Despite decades of research on rotavirus A (RVA), all US pigs are highly likely to contract the virus at some point in their lifetime. Natural planned exposure — immunizing pregnant sows with live virus — passively immunizes piglets, and producers frequently work with diagnostic labs to match the strain of RVA they provide to sows with the strain showing up in their piglets. However, scientists don’t yet understand what genetic changes in RVA strains found on farms might warrant an update.
A new project sets out to clarify the distribution of pharmaceutical and personal care product contaminants in rural, tribal areas
The University of Minnesota College of Veterinary Medicine (CVM) hosted its annual Points of Pride Research Day on October 2, which celebrated the College’s research program and honored faculty, fellows, students, and research partners who contribute to the advancement of biomedical sciences and veterinary medicine.
Since 2002, the University of Minnesota College of Veterinary Medicine (CVM) has held the BI Veterinary Scholars Program for students to conduct career-affirming research. After 10 weeks of research, participants present a poster at the CVM’s Points of Pride Research Day each October. The “summer scholars” who have participated in the program have produced several projects that have resulted in a journal publication.

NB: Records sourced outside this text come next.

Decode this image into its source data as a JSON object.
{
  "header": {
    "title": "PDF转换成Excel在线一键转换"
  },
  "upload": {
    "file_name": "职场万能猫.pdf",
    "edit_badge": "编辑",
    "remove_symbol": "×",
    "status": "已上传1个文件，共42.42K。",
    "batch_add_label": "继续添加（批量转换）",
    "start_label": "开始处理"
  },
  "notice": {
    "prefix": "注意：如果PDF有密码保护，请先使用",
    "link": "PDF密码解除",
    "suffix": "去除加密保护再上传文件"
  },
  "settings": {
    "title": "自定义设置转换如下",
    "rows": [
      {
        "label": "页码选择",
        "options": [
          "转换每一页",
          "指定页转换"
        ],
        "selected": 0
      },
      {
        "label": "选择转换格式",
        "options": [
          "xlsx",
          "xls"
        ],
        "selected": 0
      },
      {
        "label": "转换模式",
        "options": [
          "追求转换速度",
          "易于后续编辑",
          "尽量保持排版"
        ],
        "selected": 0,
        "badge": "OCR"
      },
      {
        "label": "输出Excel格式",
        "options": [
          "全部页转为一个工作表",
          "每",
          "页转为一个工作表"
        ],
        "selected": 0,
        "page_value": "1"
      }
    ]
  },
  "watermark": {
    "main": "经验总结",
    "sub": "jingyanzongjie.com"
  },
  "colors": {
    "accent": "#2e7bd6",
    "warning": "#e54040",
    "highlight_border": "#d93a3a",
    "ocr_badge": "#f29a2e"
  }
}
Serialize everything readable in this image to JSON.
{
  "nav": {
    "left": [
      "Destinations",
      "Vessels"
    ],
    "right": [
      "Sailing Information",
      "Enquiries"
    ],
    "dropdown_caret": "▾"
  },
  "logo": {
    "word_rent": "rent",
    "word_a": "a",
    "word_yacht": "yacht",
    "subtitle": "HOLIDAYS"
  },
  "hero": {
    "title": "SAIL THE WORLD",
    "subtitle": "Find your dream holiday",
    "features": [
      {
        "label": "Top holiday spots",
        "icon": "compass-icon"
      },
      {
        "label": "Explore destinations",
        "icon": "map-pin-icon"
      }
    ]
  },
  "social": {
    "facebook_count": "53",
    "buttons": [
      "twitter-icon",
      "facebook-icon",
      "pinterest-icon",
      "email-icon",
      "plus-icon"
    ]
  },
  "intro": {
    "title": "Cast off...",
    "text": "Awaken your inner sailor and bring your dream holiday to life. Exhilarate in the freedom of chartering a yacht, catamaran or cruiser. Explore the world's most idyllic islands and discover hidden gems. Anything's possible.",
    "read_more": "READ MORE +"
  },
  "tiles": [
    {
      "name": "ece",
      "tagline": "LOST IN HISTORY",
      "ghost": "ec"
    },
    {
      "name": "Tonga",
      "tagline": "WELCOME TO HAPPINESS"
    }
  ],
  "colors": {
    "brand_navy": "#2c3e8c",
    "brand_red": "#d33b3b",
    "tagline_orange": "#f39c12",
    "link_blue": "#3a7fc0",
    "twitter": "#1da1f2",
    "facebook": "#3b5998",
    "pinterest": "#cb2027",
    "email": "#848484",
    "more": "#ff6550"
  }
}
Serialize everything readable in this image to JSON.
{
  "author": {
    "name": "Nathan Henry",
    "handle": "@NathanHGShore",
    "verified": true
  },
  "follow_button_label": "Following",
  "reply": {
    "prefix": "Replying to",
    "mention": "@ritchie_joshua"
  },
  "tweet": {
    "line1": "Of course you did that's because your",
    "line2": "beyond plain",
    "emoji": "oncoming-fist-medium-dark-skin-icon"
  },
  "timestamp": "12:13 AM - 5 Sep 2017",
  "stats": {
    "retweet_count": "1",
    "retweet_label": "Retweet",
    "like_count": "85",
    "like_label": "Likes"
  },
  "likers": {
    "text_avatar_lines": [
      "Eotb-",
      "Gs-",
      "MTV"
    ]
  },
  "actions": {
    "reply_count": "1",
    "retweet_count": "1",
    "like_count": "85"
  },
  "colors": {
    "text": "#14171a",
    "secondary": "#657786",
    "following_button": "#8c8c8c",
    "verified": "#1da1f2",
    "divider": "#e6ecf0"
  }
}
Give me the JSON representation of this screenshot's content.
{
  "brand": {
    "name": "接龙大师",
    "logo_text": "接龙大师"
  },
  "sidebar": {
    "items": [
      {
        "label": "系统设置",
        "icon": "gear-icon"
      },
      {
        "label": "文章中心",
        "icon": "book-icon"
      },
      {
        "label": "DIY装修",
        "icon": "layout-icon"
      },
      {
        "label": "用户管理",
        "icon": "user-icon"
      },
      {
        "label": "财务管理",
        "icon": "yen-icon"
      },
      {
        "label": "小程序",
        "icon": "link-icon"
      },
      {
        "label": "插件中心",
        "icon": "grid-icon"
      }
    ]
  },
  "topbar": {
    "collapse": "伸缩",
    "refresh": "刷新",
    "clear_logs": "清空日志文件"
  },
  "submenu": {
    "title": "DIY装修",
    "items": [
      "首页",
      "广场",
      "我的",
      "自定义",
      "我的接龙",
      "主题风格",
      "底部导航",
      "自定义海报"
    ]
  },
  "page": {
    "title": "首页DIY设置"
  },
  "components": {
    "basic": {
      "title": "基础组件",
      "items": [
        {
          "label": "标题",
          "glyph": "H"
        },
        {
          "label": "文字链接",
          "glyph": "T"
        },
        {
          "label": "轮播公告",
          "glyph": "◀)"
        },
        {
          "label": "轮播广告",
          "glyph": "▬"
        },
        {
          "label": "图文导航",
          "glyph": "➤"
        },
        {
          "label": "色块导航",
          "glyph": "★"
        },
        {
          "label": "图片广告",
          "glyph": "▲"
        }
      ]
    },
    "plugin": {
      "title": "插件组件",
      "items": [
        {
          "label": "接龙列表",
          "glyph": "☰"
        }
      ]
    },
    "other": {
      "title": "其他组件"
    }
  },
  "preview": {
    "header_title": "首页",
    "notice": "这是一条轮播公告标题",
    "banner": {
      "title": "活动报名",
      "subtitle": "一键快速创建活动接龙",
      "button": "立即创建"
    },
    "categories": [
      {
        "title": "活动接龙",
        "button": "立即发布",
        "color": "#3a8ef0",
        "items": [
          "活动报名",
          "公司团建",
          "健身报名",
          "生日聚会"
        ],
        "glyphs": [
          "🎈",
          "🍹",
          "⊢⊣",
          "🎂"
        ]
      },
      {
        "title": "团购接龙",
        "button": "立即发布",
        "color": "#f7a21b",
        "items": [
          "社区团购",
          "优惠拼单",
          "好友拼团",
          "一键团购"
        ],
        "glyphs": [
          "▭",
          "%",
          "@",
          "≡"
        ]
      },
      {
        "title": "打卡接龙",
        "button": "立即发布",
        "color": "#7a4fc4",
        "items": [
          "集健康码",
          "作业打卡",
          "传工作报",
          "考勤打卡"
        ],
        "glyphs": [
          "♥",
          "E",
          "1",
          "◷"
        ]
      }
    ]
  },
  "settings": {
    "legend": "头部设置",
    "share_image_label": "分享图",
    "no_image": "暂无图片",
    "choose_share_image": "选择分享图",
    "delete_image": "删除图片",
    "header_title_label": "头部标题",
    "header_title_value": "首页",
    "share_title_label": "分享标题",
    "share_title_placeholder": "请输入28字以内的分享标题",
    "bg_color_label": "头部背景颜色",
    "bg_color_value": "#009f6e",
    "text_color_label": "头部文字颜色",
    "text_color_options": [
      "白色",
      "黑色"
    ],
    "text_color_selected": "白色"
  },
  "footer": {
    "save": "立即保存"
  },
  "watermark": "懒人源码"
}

Two graduate students at the University of Minnesota College of Veterinary Medicine (CVM)—Sian Durward-Akhurst, BVMS, MS, PhD candidate, and Elaine Norton, DVM, MS, PhD candidate—recently completed the Burroughs Wellcome Fund Becoming Faculty workshop, an interactive small workshop of roughly 20 participants.